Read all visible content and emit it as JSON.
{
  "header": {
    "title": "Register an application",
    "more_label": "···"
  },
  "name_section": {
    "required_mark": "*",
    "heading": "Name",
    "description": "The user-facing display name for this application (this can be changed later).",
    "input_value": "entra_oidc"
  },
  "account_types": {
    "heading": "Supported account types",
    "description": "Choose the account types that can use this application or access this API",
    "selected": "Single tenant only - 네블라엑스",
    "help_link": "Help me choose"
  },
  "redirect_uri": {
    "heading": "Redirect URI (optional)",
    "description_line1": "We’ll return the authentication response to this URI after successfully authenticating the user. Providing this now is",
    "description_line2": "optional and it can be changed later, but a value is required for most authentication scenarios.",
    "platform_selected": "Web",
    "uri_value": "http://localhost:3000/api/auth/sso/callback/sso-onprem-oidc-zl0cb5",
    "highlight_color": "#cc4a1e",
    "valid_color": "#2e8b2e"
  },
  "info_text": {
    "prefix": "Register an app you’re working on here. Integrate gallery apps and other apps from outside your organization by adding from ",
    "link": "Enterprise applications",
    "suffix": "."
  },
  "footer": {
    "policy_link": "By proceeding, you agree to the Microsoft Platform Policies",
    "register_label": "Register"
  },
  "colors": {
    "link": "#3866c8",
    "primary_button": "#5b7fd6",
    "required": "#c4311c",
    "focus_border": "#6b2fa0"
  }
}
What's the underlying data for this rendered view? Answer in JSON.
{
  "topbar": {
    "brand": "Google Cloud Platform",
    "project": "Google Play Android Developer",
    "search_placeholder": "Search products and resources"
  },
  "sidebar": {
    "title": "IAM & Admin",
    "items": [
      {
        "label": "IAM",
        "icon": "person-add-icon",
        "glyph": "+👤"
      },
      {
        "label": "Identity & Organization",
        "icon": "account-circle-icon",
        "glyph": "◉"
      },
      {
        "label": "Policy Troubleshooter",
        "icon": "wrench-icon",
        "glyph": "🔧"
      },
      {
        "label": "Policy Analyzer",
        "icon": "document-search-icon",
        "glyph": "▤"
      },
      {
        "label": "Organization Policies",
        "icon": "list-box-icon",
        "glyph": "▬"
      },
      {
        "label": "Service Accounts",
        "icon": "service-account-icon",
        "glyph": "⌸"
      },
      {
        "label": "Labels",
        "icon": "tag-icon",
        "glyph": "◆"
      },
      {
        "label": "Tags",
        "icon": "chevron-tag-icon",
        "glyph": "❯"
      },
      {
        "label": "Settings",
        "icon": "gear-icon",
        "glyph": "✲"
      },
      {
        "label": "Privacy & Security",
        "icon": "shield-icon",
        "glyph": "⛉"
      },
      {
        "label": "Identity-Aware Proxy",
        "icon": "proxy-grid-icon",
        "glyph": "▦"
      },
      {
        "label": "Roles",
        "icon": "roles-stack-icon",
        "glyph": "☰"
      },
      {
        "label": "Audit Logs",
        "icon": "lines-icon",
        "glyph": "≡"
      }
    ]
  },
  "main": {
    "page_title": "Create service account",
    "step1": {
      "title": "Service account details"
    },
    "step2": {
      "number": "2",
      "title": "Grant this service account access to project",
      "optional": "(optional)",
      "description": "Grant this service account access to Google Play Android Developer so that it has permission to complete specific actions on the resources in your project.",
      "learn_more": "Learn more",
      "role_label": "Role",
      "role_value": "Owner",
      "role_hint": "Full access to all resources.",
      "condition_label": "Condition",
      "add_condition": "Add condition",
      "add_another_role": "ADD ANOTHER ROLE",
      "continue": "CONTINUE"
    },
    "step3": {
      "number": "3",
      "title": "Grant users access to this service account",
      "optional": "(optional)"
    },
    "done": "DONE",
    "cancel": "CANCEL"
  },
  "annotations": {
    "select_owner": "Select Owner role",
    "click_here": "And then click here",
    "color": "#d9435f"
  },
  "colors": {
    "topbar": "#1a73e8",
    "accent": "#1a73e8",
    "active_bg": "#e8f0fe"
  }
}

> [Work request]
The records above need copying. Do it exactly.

> [Exercise response]
Read all visible content and emit it as JSON.
{
  "header": {
    "title": "Register an application",
    "more_label": "···"
  },
  "name_section": {
    "required_mark": "*",
    "heading": "Name",
    "description": "The user-facing display name for this application (this can be changed later).",
    "input_value": "entra_oidc"
  },
  "account_types": {
    "heading": "Supported account types",
    "description": "Choose the account types that can use this application or access this API",
    "selected": "Single tenant only - 네블라엑스",
    "help_link": "Help me choose"
  },
  "redirect_uri": {
    "heading": "Redirect URI (optional)",
    "description_line1": "We’ll return the authentication response to this URI after successfully authenticating the user. Providing this now is",
    "description_line2": "optional and it can be changed later, but a value is required for most authentication scenarios.",
    "platform_selected": "Web",
    "uri_value": "http://localhost:3000/api/auth/sso/callback/sso-onprem-oidc-zl0cb5",
    "highlight_color": "#cc4a1e",
    "valid_color": "#2e8b2e"
  },
  "info_text": {
    "prefix": "Register an app you’re working on here. Integrate gallery apps and other apps from outside your organization by adding from ",
    "link": "Enterprise applications",
    "suffix": "."
  },
  "footer": {
    "policy_link": "By proceeding, you agree to the Microsoft Platform Policies",
    "register_label": "Register"
  },
  "colors": {
    "link": "#3866c8",
    "primary_button": "#5b7fd6",
    "required": "#c4311c",
    "focus_border": "#6b2fa0"
  }
}
What's the underlying data for this rendered view? Answer in JSON.
{
  "topbar": {
    "brand": "Google Cloud Platform",
    "project": "Google Play Android Developer",
    "search_placeholder": "Search products and resources"
  },
  "sidebar": {
    "title": "IAM & Admin",
    "items": [
      {
        "label": "IAM",
        "icon": "person-add-icon",
        "glyph": "+👤"
      },
      {
        "label": "Identity & Organization",
        "icon": "account-circle-icon",
        "glyph": "◉"
      },
      {
        "label": "Policy Troubleshooter",
        "icon": "wrench-icon",
        "glyph": "🔧"
      },
      {
        "label": "Policy Analyzer",
        "icon": "document-search-icon",
        "glyph": "▤"
      },
      {
        "label": "Organization Policies",
        "icon": "list-box-icon",
        "glyph": "▬"
      },
      {
        "label": "Service Accounts",
        "icon": "service-account-icon",
        "glyph": "⌸"
      },
      {
        "label": "Labels",
        "icon": "tag-icon",
        "glyph": "◆"
      },
      {
        "label": "Tags",
        "icon": "chevron-tag-icon",
        "glyph": "❯"
      },
      {
        "label": "Settings",
        "icon": "gear-icon",
        "glyph": "✲"
      },
      {
        "label": "Privacy & Security",
        "icon": "shield-icon",
        "glyph": "⛉"
      },
      {
        "label": "Identity-Aware Proxy",
        "icon": "proxy-grid-icon",
        "glyph": "▦"
      },
      {
        "label": "Roles",
        "icon": "roles-stack-icon",
        "glyph": "☰"
      },
      {
        "label": "Audit Logs",
        "icon": "lines-icon",
        "glyph": "≡"
      }
    ]
  },
  "main": {
    "page_title": "Create service account",
    "step1": {
      "title": "Service account details"
    },
    "step2": {
      "number": "2",
      "title": "Grant this service account access to project",
      "optional": "(optional)",
      "description": "Grant this service account access to Google Play Android Developer so that it has permission to complete specific actions on the resources in your project.",
      "learn_more": "Learn more",
      "role_label": "Role",
      "role_value": "Owner",
      "role_hint": "Full access to all resources.",
      "condition_label": "Condition",
      "add_condition": "Add condition",
      "add_another_role": "ADD ANOTHER ROLE",
      "continue": "CONTINUE"
    },
    "step3": {
      "number": "3",
      "title": "Grant users access to this service account",
      "optional": "(optional)"
    },
    "done": "DONE",
    "cancel": "CANCEL"
  },
  "annotations": {
    "select_owner": "Select Owner role",
    "click_here": "And then click here",
    "color": "#d9435f"
  },
  "colors": {
    "topbar": "#1a73e8",
    "accent": "#1a73e8",
    "active_bg": "#e8f0fe"
  }
}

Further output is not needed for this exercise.